The line's sensitivity is imperative for feeling his bait and ensuring contact with the cover. Also, bites are typically light; most will feel like dead weight, so detecting even a slight tick is crucial.
Most importantly, the lack of stretch inherent to fluorocarbon helps Hackney stick a hook into a mouth that's still pretty stiff from the cold winter season.
Fellow Elite Series pro Cliff Crochet of Pierre Part competes alongside Hackney, and he knows few things matter more than his hook point.
"I keep fresh hooks on a Rat-L-Trap, I sharpen my jig hooks and I make sure on a Senko I have a fresh hook that I've sharpened," Crochet said. "A lot of the bites are going to be mushy, half-hearted bites, so I make sure I have good hooks so when I do get a bite — even if it's a funny kinda bite — I have good equipment."
Mississippi's Pete Ponds, also an Elite pro, advised anglers to balance their bait choice with a prudent blend of optimism and realism.
Catching prespawners after a cold spell is tough, but not impossible. Committing to the work and mentally preparing yourself for a lot more fishing than catching is the key to unlocking the day's potential.

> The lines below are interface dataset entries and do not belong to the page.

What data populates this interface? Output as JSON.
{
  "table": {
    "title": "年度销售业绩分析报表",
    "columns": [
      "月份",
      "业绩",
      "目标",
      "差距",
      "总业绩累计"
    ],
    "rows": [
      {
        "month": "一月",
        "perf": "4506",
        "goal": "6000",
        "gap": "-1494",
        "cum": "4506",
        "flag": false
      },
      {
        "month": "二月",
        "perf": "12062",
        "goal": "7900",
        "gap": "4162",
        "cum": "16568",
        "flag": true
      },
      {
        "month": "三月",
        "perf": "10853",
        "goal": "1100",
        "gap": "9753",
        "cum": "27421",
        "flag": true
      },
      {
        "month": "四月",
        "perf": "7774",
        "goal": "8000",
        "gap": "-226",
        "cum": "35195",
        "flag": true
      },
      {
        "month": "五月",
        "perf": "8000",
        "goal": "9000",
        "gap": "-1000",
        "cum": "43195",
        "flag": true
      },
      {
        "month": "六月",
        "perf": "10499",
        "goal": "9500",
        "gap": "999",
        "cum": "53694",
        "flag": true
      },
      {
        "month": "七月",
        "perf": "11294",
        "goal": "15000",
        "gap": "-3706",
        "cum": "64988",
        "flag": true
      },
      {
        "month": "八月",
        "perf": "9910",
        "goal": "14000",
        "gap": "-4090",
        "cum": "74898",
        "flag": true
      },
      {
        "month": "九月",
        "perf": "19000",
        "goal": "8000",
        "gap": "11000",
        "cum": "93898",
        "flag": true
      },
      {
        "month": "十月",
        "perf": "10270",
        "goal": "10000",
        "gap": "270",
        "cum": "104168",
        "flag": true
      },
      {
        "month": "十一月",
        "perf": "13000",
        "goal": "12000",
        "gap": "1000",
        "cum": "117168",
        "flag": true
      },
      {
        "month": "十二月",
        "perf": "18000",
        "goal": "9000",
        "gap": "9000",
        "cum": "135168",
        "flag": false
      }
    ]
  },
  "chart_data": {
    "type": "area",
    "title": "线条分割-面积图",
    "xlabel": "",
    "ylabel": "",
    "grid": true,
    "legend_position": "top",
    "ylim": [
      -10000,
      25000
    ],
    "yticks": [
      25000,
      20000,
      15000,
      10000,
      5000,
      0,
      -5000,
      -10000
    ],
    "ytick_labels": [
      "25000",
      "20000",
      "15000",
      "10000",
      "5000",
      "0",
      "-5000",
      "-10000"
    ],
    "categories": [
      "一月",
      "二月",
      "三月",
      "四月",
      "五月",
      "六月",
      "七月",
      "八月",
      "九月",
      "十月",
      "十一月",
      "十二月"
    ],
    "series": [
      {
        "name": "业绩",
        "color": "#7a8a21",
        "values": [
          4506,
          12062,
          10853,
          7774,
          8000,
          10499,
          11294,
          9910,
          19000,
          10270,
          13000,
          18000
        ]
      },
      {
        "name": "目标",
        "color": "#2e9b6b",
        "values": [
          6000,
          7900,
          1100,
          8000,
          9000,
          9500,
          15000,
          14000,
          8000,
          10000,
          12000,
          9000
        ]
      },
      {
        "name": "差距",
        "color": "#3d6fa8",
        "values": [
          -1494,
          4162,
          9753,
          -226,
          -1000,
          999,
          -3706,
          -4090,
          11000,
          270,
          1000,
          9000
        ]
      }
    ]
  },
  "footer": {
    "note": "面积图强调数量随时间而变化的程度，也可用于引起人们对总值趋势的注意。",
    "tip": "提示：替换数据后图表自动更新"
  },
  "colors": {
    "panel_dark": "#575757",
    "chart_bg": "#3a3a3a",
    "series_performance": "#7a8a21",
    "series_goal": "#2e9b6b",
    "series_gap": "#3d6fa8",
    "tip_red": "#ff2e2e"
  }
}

"You're not going to get but five or six bites a day," Ponds said. "The fish have been used to the warmer water, and as the temperature drops off they're going to snuggle up to the cover really tight — whether that's a stump, or a patch of hyacinths — and they're going to get hard to catch.
"So make sure that you have the mind-set that, after a front, you're not going to get (many) bites."